RECORDS FOR THIS EXERCISE below:

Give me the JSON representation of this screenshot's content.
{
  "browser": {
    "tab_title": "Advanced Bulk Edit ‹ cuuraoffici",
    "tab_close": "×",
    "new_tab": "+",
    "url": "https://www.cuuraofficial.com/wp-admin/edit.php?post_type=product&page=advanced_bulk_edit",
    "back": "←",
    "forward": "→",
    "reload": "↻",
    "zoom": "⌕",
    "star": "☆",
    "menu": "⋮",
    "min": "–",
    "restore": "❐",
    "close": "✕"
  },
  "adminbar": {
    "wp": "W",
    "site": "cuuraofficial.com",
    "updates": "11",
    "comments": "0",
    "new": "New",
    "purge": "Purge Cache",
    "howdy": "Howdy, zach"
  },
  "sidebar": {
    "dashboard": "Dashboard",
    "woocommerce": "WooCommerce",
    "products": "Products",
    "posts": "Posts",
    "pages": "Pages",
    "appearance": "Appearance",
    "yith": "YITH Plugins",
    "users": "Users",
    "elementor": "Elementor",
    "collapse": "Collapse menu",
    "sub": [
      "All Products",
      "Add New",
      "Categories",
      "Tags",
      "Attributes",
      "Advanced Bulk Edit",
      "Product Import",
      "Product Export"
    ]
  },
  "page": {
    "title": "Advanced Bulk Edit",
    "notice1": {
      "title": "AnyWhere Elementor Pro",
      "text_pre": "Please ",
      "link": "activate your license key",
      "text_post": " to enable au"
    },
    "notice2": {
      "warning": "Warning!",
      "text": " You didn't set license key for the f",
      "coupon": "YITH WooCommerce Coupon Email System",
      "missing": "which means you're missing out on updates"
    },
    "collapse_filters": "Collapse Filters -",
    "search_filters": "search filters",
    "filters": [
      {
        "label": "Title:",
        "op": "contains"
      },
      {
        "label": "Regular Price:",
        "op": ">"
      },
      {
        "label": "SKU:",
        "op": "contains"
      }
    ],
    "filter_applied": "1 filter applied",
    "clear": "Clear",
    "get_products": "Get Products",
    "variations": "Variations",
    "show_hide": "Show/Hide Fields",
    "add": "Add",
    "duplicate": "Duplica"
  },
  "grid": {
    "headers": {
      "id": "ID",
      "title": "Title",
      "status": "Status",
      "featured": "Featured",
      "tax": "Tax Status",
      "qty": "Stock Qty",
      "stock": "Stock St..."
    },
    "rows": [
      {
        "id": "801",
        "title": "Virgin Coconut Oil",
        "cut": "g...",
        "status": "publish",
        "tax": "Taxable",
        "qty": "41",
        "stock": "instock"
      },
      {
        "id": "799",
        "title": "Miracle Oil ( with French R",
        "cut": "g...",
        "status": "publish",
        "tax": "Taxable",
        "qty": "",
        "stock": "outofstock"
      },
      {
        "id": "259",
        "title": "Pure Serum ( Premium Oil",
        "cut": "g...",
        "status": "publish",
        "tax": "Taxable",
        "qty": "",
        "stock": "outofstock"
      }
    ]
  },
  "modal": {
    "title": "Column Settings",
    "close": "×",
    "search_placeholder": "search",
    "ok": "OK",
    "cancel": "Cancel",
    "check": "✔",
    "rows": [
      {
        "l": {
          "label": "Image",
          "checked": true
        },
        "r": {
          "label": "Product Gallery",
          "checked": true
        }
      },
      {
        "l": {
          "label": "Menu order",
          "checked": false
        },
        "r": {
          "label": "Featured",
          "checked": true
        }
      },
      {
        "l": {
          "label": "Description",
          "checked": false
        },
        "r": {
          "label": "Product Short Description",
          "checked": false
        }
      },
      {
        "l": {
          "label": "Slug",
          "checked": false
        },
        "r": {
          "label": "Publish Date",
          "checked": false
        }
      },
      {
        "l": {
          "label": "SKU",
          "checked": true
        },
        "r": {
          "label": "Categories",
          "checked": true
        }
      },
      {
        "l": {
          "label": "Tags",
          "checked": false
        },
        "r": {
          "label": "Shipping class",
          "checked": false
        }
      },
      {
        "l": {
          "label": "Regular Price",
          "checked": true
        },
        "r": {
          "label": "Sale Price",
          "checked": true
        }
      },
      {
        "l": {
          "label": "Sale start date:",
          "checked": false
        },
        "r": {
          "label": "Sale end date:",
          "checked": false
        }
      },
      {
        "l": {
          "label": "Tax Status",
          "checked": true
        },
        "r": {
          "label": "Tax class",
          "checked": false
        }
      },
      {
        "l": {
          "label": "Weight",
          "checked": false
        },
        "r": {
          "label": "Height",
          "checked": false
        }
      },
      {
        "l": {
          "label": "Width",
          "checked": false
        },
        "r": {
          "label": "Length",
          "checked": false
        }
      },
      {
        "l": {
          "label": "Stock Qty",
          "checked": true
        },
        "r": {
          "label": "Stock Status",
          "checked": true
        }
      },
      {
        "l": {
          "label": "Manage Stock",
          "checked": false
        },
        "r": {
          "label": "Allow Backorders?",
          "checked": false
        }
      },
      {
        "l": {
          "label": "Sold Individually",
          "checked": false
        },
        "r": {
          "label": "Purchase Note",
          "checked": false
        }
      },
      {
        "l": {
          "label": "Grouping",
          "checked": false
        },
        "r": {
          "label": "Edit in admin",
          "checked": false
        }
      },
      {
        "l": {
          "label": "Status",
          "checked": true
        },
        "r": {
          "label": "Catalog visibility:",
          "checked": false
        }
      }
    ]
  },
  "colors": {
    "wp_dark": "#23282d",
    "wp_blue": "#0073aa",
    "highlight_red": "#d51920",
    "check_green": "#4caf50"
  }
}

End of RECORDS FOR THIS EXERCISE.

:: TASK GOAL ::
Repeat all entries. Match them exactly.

:: SOLUTION TO THIS TASK ::
Give me the JSON representation of this screenshot's content.
{
  "browser": {
    "tab_title": "Advanced Bulk Edit ‹ cuuraoffici",
    "tab_close": "×",
    "new_tab": "+",
    "url": "https://www.cuuraofficial.com/wp-admin/edit.php?post_type=product&page=advanced_bulk_edit",
    "back": "←",
    "forward": "→",
    "reload": "↻",
    "zoom": "⌕",
    "star": "☆",
    "menu": "⋮",
    "min": "–",
    "restore": "❐",
    "close": "✕"
  },
  "adminbar": {
    "wp": "W",
    "site": "cuuraofficial.com",
    "updates": "11",
    "comments": "0",
    "new": "New",
    "purge": "Purge Cache",
    "howdy": "Howdy, zach"
  },
  "sidebar": {
    "dashboard": "Dashboard",
    "woocommerce": "WooCommerce",
    "products": "Products",
    "posts": "Posts",
    "pages": "Pages",
    "appearance": "Appearance",
    "yith": "YITH Plugins",
    "users": "Users",
    "elementor": "Elementor",
    "collapse": "Collapse menu",
    "sub": [
      "All Products",
      "Add New",
      "Categories",
      "Tags",
      "Attributes",
      "Advanced Bulk Edit",
      "Product Import",
      "Product Export"
    ]
  },
  "page": {
    "title": "Advanced Bulk Edit",
    "notice1": {
      "title": "AnyWhere Elementor Pro",
      "text_pre": "Please ",
      "link": "activate your license key",
      "text_post": " to enable au"
    },
    "notice2": {
      "warning": "Warning!",
      "text": " You didn't set license key for the f",
      "coupon": "YITH WooCommerce Coupon Email System",
      "missing": "which means you're missing out on updates"
    },
    "collapse_filters": "Collapse Filters -",
    "search_filters": "search filters",
    "filters": [
      {
        "label": "Title:",
        "op": "contains"
      },
      {
        "label": "Regular Price:",
        "op": ">"
      },
      {
        "label": "SKU:",
        "op": "contains"
      }
    ],
    "filter_applied": "1 filter applied",
    "clear": "Clear",
    "get_products": "Get Products",
    "variations": "Variations",
    "show_hide": "Show/Hide Fields",
    "add": "Add",
    "duplicate": "Duplica"
  },
  "grid": {
    "headers": {
      "id": "ID",
      "title": "Title",
      "status": "Status",
      "featured": "Featured",
      "tax": "Tax Status",
      "qty": "Stock Qty",
      "stock": "Stock St..."
    },
    "rows": [
      {
        "id": "801",
        "title": "Virgin Coconut Oil",
        "cut": "g...",
        "status": "publish",
        "tax": "Taxable",
        "qty": "41",
        "stock": "instock"
      },
      {
        "id": "799",
        "title": "Miracle Oil ( with French R",
        "cut": "g...",
        "status": "publish",
        "tax": "Taxable",
        "qty": "",
        "stock": "outofstock"
      },
      {
        "id": "259",
        "title": "Pure Serum ( Premium Oil",
        "cut": "g...",
        "status": "publish",
        "tax": "Taxable",
        "qty": "",
        "stock": "outofstock"
      }
    ]
  },
  "modal": {
    "title": "Column Settings",
    "close": "×",
    "search_placeholder": "search",
    "ok": "OK",
    "cancel": "Cancel",
    "check": "✔",
    "rows": [
      {
        "l": {
          "label": "Image",
          "checked": true
        },
        "r": {
          "label": "Product Gallery",
          "checked": true
        }
      },
      {
        "l": {
          "label": "Menu order",
          "checked": false
        },
        "r": {
          "label": "Featured",
          "checked": true
        }
      },
      {
        "l": {
          "label": "Description",
          "checked": false
        },
        "r": {
          "label": "Product Short Description",
          "checked": false
        }
      },
      {
        "l": {
          "label": "Slug",
          "checked": false
        },
        "r": {
          "label": "Publish Date",
          "checked": false
        }
      },
      {
        "l": {
          "label": "SKU",
          "checked": true
        },
        "r": {
          "label": "Categories",
          "checked": true
        }
      },
      {
        "l": {
          "label": "Tags",
          "checked": false
        },
        "r": {
          "label": "Shipping class",
          "checked": false
        }
      },
      {
        "l": {
          "label": "Regular Price",
          "checked": true
        },
        "r": {
          "label": "Sale Price",
          "checked": true
        }
      },
      {
        "l": {
          "label": "Sale start date:",
          "checked": false
        },
        "r": {
          "label": "Sale end date:",
          "checked": false
        }
      },
      {
        "l": {
          "label": "Tax Status",
          "checked": true
        },
        "r": {
          "label": "Tax class",
          "checked": false
        }
      },
      {
        "l": {
          "label": "Weight",
          "checked": false
        },
        "r": {
          "label": "Height",
          "checked": false
        }
      },
      {
        "l": {
          "label": "Width",
          "checked": false
        },
        "r": {
          "label": "Length",
          "checked": false
        }
      },
      {
        "l": {
          "label": "Stock Qty",
          "checked": true
        },
        "r": {
          "label": "Stock Status",
          "checked": true
        }
      },
      {
        "l": {
          "label": "Manage Stock",
          "checked": false
        },
        "r": {
          "label": "Allow Backorders?",
          "checked": false
        }
      },
      {
        "l": {
          "label": "Sold Individually",
          "checked": false
        },
        "r": {
          "label": "Purchase Note",
          "checked": false
        }
      },
      {
        "l": {
          "label": "Grouping",
          "checked": false
        },
        "r": {
          "label": "Edit in admin",
          "checked": false
        }
      },
      {
        "l": {
          "label": "Status",
          "checked": true
        },
        "r": {
          "label": "Catalog visibility:",
          "checked": false
        }
      }
    ]
  },
  "colors": {
    "wp_dark": "#23282d",
    "wp_blue": "#0073aa",
    "highlight_red": "#d51920",
    "check_green": "#4caf50"
  }
}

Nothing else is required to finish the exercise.